How could scholars determine how long A. africanus breastfed? Like trees, teeth contain growth rings that can be counted to estimate age. Teeth rings also incorporate dietary minerals as they grow. Breast milk contains barium, which accumulates steadily in an infant's teeth and then drops off after weaning. In a new study, researchers analyzed trace minerals in two sets of fossilized A. africanus teeth from the Sterkfontein Cave outside Johannesburg, South Africa.
They found patterns of barium accumulation, suggesting that infants of this early human species likely breast fed for about a year--an interval which may have helped them overcome seasonal food shortages. A. africanus lived in southern Africa more than 2 million years ago.
Model of A. africanus individual. flowcomm, CC BY
The species resided in savannahs with wet summers, when food was likely abundant, and dry winters, when food was scarce.

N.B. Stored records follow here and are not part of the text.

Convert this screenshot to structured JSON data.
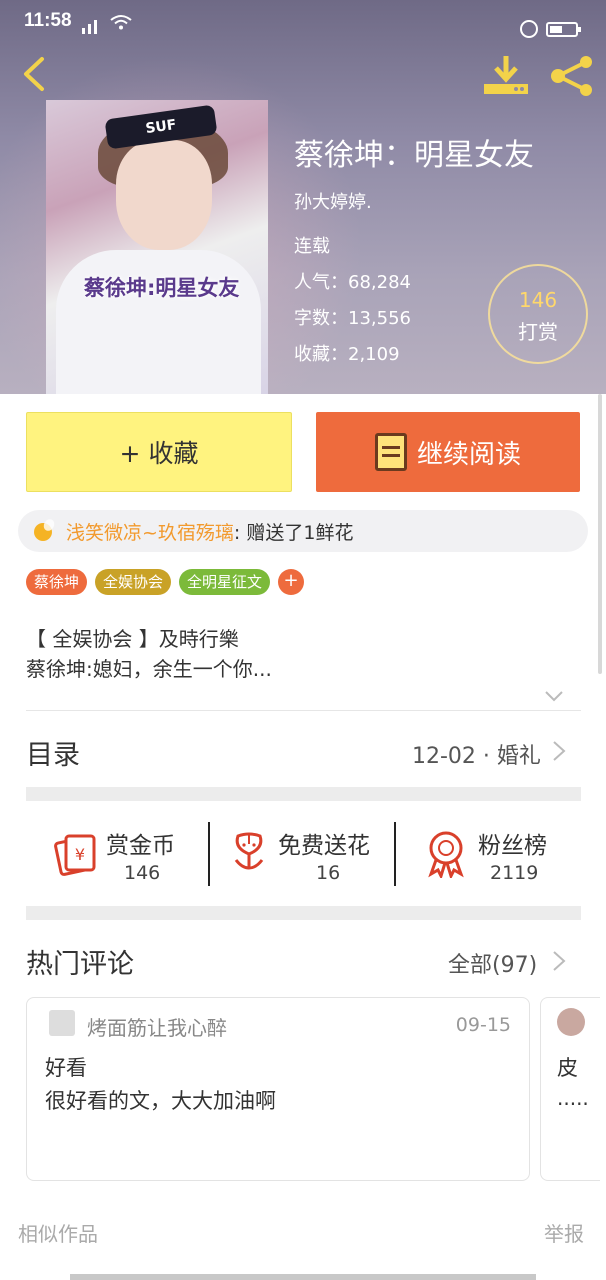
{
  "status_bar": {
    "time": "11:58",
    "network": "4G"
  },
  "book": {
    "title": "蔡徐坤：明星女友",
    "cover_text": "蔡徐坤:明星女友",
    "cover_band": "SUF",
    "author": "孙大婷婷.",
    "status": "连载",
    "popularity": "人气：68,284",
    "word_count": "字数：13,556",
    "favorites": "收藏：2,109"
  },
  "reward": {
    "count": "146",
    "label": "打赏"
  },
  "actions": {
    "collect_label": "+ 收藏",
    "read_label": "继续阅读"
  },
  "gift": {
    "user": "浅笑微凉~玖宿殇璃",
    "text": " : 赠送了1鲜花"
  },
  "tags": [
    {
      "label": "蔡徐坤",
      "color": "#ee6b3d"
    },
    {
      "label": "全娱协会",
      "color": "#c9a227"
    },
    {
      "label": "全明星征文",
      "color": "#7cba3a"
    }
  ],
  "tag_add": "+",
  "description": {
    "line1": "【 全娱协会 】及時行樂",
    "line2": "蔡徐坤:媳妇，余生一个你..."
  },
  "toc": {
    "title": "目录",
    "latest": "12-02 · 婚礼"
  },
  "stats": [
    {
      "label": "赏金币",
      "value": "146",
      "icon": "coin-icon"
    },
    {
      "label": "免费送花",
      "value": "16",
      "icon": "flower-icon"
    },
    {
      "label": "粉丝榜",
      "value": "2119",
      "icon": "badge-icon"
    }
  ],
  "hot_comments": {
    "title": "热门评论",
    "all_label": "全部(97)"
  },
  "comments": [
    {
      "user": "烤面筋让我心醉",
      "date": "09-15",
      "title": "好看",
      "body": "很好看的文，大大加油啊"
    },
    {
      "title": "皮",
      "body": "....."
    }
  ],
  "footer": {
    "similar": "相似作品",
    "report": "举报"
  },
  "colors": {
    "accent": "#ee6b3d",
    "collect_bg": "#fff37f",
    "gift_user": "#f29a2e",
    "stat_icon": "#d9402b"
  }
}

Cyclical accumulations of lithium in the specimens' teeth suggest the species endured food scarcity during the dry season, which may have contributed to its eventual extinction.
Modern day great apes commonly continue to breastfeed for longer than a year but many humans do it less, likely due to cultural reasons. The introduction of infant formula was empowering for women who either could not express enough milk, did not want to breastfeed, or wanted to return to work without doing so. But today those mothers face a backlash. Some statistical studies claim better outcomes, even greater intelligence, the longer mothers breastfeed, but that is just statistical correlation, no different than someone who claims organic food causes autism or hot tea causes cancer.
Citation: Joannes-Boyau, R, et al. Elemental signatures of Australopithecus africanus teeth reveal seasonal dietary stress. Nature. DOI: 2018-09-13492E